======== Material for this task

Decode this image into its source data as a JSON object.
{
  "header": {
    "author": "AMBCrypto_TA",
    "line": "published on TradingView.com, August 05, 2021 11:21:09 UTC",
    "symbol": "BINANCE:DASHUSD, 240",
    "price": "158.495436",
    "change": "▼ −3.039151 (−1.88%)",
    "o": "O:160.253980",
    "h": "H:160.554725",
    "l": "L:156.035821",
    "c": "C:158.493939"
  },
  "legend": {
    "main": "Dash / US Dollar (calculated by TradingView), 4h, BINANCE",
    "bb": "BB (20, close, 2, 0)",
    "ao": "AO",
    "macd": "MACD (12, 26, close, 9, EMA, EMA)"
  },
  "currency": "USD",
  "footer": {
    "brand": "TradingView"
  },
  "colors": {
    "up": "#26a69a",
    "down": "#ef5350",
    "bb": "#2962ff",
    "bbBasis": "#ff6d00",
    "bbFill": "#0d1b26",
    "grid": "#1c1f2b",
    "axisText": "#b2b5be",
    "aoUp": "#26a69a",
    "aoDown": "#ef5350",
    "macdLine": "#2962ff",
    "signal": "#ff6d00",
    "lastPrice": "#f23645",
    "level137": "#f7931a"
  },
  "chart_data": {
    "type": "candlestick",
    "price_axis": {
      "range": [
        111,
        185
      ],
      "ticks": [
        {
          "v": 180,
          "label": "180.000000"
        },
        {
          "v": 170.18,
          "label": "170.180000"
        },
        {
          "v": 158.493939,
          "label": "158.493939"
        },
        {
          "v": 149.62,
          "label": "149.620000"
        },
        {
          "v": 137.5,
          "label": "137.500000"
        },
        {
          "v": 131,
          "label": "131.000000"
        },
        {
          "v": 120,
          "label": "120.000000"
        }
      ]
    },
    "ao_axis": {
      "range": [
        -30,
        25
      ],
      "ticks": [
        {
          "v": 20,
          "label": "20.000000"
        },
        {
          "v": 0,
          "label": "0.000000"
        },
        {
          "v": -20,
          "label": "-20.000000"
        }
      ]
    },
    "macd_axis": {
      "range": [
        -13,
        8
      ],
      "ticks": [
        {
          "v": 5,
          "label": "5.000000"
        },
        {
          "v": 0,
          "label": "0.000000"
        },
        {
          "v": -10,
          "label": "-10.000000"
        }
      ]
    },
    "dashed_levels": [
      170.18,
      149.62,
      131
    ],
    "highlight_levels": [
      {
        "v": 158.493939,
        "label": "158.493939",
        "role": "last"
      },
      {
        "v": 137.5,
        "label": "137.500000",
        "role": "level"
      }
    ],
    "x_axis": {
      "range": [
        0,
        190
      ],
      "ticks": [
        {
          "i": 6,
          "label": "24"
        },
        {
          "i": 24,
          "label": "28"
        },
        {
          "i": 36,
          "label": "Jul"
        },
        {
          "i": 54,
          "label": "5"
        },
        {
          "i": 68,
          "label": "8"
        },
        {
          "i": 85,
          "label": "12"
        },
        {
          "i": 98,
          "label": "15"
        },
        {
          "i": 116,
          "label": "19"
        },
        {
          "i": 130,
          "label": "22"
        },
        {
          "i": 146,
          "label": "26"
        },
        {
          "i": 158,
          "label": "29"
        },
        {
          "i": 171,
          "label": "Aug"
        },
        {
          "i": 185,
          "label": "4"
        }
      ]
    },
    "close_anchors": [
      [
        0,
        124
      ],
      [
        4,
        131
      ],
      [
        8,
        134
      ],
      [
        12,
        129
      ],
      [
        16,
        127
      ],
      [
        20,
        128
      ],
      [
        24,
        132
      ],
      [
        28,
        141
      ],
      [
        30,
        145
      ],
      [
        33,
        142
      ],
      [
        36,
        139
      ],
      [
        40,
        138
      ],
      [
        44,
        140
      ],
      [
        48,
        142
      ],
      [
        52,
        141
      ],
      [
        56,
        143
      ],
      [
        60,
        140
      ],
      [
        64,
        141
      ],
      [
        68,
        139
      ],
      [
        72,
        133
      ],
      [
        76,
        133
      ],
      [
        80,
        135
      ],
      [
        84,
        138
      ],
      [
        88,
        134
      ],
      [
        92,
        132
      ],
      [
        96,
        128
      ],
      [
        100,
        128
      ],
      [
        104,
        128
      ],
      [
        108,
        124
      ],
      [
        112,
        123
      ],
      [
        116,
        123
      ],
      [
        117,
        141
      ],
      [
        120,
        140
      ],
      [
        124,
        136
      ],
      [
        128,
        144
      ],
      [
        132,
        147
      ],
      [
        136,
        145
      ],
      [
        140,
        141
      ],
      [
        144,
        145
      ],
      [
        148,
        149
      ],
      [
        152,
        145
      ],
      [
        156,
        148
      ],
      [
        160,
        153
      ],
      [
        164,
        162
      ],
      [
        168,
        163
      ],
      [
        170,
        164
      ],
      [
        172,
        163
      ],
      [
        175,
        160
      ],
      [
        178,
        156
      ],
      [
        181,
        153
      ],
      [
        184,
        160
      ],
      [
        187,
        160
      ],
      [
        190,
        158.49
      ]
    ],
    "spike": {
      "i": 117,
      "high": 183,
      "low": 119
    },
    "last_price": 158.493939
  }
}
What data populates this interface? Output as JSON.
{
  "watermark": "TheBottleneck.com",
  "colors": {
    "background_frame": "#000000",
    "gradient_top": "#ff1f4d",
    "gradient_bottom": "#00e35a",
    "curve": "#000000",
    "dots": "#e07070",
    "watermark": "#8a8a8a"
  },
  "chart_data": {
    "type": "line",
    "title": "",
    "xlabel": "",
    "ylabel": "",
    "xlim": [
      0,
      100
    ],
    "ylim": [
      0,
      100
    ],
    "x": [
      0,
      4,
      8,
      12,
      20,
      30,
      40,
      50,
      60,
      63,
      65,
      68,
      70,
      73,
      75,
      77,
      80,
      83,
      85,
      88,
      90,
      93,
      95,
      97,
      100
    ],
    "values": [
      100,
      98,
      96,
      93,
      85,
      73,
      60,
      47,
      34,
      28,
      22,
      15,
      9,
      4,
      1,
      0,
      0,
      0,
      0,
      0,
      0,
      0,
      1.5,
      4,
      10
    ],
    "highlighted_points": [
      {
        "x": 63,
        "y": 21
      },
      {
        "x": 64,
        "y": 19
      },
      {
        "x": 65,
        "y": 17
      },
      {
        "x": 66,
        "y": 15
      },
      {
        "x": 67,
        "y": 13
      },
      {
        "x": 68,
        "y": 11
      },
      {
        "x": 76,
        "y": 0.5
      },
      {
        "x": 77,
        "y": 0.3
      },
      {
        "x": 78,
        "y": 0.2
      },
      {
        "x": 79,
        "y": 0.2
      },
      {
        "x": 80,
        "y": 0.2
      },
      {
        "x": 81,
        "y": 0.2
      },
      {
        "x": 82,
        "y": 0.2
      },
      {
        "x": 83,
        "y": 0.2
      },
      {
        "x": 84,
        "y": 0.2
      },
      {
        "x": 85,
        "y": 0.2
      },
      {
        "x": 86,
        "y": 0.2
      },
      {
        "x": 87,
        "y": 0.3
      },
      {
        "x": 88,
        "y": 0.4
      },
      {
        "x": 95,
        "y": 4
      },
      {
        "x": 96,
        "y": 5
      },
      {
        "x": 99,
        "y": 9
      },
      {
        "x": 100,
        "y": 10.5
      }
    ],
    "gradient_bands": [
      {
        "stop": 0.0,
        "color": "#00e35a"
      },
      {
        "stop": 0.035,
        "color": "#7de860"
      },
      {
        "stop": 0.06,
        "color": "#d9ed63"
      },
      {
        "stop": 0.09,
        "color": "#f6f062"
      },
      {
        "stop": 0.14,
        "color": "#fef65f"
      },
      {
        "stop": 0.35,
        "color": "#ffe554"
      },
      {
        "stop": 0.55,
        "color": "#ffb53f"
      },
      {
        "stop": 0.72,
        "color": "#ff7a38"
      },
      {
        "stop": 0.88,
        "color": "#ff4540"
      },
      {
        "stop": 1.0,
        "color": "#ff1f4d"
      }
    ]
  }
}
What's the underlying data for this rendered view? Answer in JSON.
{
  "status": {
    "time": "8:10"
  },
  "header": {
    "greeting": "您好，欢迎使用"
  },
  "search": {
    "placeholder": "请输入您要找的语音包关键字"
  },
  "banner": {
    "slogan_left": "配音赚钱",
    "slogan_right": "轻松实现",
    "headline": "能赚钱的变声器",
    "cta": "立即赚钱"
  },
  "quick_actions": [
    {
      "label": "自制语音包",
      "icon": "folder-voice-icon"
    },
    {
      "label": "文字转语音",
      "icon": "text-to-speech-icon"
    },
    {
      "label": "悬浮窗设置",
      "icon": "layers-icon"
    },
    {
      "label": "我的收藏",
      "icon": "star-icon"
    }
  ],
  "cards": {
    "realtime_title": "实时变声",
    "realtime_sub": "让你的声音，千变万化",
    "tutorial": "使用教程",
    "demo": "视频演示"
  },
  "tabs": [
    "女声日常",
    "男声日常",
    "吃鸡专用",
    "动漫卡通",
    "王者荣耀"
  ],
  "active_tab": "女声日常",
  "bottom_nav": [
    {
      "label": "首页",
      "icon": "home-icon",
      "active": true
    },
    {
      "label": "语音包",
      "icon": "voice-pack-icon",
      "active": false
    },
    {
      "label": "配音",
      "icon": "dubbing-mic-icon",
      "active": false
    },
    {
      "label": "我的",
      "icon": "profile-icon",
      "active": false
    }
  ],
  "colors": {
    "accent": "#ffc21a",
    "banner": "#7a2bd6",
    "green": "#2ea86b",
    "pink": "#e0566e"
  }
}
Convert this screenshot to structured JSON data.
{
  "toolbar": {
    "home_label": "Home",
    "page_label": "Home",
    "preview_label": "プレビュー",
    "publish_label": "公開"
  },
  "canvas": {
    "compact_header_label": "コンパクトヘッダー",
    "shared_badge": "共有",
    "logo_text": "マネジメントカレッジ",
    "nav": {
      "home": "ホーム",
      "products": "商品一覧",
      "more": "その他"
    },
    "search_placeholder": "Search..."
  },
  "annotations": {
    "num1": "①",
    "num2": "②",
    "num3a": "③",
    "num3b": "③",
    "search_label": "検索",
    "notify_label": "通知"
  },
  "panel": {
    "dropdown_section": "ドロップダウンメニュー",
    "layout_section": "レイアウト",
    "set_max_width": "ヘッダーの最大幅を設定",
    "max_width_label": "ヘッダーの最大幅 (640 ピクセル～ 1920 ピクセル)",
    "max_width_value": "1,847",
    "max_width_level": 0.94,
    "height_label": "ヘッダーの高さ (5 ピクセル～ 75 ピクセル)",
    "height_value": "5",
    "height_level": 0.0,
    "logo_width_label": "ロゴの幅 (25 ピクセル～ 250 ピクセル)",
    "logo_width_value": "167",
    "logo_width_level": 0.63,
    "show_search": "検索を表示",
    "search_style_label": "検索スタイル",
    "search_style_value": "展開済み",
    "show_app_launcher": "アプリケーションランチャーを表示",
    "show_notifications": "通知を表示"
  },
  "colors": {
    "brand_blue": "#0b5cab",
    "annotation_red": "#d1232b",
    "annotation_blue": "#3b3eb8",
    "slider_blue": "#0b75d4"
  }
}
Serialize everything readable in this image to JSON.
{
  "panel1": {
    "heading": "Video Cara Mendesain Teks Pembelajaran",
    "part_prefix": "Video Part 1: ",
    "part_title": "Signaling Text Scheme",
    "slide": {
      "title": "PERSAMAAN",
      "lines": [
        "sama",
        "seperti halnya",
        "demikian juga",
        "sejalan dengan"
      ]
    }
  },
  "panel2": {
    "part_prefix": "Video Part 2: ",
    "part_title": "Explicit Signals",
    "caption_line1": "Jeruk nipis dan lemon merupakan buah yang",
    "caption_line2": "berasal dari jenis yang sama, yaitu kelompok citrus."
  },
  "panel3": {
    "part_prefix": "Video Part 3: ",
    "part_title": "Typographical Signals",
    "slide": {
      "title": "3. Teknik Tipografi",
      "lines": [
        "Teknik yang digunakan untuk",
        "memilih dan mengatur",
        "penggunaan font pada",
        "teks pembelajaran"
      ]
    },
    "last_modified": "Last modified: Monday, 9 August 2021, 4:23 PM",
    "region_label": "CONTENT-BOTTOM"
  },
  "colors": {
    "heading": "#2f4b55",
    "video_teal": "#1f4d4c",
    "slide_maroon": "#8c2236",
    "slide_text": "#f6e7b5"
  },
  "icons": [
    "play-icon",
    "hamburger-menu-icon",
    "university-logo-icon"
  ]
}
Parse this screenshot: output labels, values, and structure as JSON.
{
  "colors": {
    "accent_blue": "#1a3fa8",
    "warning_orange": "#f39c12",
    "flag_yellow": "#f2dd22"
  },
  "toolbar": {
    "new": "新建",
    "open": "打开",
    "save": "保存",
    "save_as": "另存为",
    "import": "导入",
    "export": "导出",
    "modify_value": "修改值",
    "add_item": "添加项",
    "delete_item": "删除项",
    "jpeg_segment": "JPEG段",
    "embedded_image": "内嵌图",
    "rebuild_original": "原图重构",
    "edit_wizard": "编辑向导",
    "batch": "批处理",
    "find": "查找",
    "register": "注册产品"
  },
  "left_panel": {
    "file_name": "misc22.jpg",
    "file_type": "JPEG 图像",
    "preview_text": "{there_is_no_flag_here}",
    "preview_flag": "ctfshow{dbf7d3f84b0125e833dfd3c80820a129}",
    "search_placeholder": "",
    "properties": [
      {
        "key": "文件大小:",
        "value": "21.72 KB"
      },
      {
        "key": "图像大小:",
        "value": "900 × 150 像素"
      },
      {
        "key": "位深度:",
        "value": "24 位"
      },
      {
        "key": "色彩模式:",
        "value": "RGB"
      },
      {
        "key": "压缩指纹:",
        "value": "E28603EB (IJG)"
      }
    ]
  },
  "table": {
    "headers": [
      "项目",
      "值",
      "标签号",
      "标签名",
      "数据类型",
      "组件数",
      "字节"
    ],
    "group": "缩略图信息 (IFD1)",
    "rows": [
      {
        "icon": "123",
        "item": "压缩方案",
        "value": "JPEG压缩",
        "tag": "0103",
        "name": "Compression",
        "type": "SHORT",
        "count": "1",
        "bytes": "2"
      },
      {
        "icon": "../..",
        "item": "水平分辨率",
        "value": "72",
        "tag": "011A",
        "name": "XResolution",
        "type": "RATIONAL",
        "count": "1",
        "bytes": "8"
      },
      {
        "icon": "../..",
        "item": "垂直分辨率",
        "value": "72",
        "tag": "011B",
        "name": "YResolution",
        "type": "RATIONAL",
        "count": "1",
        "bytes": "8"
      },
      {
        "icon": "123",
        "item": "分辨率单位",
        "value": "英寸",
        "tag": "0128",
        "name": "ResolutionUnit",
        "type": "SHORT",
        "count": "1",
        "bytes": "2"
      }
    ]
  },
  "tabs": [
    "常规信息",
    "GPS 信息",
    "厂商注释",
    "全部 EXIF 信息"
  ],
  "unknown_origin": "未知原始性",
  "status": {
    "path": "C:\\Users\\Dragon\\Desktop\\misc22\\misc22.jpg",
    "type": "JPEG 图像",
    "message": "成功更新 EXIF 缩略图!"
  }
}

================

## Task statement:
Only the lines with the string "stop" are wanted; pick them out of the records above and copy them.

## Output for this task:
        "stop": 0.0,
        "stop": 0.035,
        "stop": 0.06,
        "stop": 0.09,
        "stop": 0.14,
        "stop": 0.35,
        "stop": 0.55,
        "stop": 0.72,
        "stop": 0.88,
        "stop": 1.0,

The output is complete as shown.